• _REQUIRED WORK_:
Counting task for the entries below: give the number of lines that contain the word "modelo", with no other text.

Dataset rows for apps and sites:
....

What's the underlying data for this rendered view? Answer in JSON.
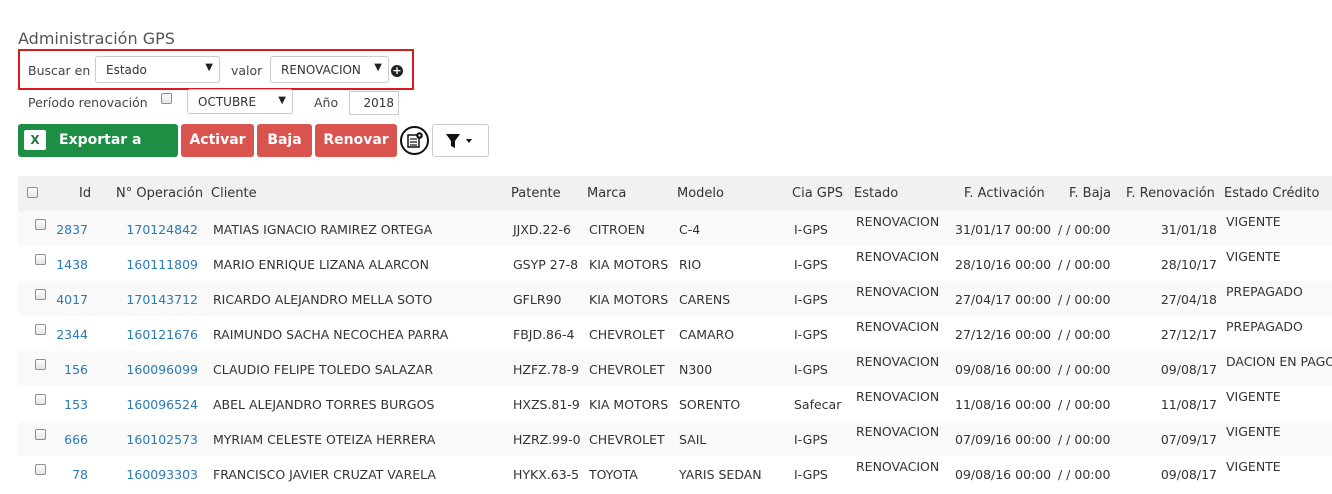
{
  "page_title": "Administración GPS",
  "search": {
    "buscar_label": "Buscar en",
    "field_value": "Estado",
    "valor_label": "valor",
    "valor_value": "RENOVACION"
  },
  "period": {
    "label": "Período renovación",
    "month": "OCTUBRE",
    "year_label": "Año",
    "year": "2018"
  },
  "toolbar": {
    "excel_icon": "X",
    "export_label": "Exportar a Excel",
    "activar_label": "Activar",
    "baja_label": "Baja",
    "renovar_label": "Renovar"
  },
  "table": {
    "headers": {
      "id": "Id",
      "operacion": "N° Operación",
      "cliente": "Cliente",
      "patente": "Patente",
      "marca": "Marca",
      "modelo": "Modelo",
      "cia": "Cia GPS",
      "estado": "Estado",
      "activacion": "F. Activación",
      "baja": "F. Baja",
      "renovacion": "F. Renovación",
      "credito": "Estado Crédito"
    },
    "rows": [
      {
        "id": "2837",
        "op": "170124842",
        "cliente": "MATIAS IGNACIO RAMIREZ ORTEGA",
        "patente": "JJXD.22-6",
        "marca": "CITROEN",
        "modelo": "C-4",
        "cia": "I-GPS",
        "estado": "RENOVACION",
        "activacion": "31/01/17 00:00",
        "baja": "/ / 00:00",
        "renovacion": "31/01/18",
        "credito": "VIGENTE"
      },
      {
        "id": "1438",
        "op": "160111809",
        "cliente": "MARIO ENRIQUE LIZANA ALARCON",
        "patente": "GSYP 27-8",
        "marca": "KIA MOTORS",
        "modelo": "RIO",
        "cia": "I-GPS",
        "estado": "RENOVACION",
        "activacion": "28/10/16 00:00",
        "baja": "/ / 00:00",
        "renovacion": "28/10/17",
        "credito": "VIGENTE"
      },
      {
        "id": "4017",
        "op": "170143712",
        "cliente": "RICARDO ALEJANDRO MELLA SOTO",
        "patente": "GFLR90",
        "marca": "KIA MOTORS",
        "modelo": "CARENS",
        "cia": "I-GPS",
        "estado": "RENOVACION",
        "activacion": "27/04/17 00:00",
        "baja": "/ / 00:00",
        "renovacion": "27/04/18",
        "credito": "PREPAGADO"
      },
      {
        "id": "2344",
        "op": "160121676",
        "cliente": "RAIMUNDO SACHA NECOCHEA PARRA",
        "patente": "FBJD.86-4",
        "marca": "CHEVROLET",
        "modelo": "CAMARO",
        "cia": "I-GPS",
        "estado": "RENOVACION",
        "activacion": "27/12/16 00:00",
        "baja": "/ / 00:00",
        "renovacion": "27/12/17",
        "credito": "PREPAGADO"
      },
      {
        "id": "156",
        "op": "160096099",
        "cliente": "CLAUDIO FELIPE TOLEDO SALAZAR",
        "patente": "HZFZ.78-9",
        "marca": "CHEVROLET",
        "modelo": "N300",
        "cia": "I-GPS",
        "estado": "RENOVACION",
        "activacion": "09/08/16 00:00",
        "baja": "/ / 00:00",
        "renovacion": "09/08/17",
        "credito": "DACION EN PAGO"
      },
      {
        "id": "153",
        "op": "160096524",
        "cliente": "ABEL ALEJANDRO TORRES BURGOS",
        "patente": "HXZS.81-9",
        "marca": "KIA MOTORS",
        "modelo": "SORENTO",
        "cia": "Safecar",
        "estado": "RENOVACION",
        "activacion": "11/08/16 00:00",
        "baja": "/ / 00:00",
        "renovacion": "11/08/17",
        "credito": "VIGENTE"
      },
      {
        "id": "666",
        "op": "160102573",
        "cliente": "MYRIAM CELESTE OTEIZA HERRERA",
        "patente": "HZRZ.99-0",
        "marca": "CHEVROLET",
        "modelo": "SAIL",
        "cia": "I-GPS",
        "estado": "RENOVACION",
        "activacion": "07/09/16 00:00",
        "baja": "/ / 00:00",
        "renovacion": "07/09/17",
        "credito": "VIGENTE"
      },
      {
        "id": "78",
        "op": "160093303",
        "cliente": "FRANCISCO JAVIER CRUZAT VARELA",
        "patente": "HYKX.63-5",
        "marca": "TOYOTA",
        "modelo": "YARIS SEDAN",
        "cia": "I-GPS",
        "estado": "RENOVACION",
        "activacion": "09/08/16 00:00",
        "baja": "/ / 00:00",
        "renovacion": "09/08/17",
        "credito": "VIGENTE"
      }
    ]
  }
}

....

• _RESPONSE BOX_:
9